-- Opening Marker --

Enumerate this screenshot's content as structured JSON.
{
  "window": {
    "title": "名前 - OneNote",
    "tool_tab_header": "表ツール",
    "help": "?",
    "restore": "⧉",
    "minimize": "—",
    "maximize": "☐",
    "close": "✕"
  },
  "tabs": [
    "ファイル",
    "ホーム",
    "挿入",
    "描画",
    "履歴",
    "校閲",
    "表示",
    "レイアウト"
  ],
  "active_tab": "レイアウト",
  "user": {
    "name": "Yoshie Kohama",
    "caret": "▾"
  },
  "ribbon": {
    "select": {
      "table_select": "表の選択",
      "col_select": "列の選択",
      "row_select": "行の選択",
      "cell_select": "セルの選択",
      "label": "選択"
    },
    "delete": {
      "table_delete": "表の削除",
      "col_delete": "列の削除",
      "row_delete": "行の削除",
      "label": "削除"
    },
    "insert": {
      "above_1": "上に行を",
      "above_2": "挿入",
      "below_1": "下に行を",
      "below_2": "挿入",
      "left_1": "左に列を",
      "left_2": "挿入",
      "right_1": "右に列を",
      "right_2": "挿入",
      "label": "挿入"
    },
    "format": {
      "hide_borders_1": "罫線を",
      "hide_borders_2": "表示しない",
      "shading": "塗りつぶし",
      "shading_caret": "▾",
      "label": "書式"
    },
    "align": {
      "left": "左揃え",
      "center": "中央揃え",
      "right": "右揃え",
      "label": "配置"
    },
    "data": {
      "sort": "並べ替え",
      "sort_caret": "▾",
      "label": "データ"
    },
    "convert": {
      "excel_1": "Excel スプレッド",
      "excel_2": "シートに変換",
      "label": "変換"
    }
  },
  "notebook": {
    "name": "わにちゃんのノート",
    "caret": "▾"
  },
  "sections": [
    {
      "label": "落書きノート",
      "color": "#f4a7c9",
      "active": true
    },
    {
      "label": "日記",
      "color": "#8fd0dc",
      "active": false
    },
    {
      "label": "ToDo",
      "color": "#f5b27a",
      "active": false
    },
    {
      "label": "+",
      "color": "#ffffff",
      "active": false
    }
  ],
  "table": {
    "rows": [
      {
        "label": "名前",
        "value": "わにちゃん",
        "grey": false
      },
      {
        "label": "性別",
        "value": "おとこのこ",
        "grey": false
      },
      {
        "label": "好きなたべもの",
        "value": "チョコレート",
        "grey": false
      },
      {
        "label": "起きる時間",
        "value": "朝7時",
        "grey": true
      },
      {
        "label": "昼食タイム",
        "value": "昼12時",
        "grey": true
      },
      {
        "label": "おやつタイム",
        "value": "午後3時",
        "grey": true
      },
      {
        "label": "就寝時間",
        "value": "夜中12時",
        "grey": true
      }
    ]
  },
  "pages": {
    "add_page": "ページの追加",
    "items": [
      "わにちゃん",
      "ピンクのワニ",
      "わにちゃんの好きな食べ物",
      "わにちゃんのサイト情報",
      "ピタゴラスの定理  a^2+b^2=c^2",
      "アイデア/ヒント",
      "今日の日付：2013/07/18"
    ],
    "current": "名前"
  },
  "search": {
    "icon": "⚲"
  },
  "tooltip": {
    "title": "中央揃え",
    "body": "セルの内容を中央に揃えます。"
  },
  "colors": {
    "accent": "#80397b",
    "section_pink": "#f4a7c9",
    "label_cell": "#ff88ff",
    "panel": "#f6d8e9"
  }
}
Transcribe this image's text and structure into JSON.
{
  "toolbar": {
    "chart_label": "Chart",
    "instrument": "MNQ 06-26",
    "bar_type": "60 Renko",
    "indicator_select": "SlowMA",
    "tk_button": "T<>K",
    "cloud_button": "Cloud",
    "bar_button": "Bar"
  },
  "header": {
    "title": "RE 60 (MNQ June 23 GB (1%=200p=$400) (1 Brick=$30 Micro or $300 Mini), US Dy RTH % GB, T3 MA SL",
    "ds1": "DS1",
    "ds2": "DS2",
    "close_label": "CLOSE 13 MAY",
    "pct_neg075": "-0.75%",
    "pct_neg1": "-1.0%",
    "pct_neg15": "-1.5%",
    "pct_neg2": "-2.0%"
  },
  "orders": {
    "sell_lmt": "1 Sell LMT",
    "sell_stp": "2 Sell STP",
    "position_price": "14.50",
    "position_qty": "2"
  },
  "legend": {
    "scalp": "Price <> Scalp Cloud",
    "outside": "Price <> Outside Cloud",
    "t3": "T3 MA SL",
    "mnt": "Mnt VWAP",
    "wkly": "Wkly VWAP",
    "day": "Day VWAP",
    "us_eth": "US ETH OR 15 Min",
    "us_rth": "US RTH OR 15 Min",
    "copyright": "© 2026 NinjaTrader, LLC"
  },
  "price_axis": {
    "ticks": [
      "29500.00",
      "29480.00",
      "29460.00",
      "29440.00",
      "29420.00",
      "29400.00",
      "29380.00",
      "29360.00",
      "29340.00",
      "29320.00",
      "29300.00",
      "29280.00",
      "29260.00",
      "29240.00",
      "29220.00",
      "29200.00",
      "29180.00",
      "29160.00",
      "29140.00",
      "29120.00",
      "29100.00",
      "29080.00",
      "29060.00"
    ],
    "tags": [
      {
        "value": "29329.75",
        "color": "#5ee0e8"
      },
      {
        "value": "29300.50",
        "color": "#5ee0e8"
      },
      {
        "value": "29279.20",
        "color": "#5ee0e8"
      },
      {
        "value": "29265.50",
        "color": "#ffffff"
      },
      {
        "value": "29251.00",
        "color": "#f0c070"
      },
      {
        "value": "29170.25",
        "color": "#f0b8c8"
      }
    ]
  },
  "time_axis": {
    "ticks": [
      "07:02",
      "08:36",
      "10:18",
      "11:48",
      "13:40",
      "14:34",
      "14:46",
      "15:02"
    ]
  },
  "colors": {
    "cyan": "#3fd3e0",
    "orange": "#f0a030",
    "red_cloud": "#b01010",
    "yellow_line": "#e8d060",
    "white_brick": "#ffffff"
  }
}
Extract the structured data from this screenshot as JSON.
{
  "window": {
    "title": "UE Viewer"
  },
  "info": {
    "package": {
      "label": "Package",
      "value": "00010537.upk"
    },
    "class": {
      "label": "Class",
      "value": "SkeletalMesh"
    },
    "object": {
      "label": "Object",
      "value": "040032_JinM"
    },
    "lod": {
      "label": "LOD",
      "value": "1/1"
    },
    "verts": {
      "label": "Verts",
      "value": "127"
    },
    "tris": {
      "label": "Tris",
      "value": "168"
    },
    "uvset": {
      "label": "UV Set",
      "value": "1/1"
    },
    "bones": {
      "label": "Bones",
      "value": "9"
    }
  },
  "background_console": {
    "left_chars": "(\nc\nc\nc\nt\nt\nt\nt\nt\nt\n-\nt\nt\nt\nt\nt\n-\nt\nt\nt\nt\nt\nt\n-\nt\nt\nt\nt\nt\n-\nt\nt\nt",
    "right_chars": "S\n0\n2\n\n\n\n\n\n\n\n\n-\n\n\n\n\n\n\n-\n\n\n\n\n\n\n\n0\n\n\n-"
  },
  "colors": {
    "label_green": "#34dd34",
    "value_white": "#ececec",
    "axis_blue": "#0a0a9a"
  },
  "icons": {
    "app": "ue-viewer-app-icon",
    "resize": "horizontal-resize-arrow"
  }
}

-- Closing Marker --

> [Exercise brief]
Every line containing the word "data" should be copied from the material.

> [Written solution]
    "data": {
Extract the structured data from this screenshot as JSON.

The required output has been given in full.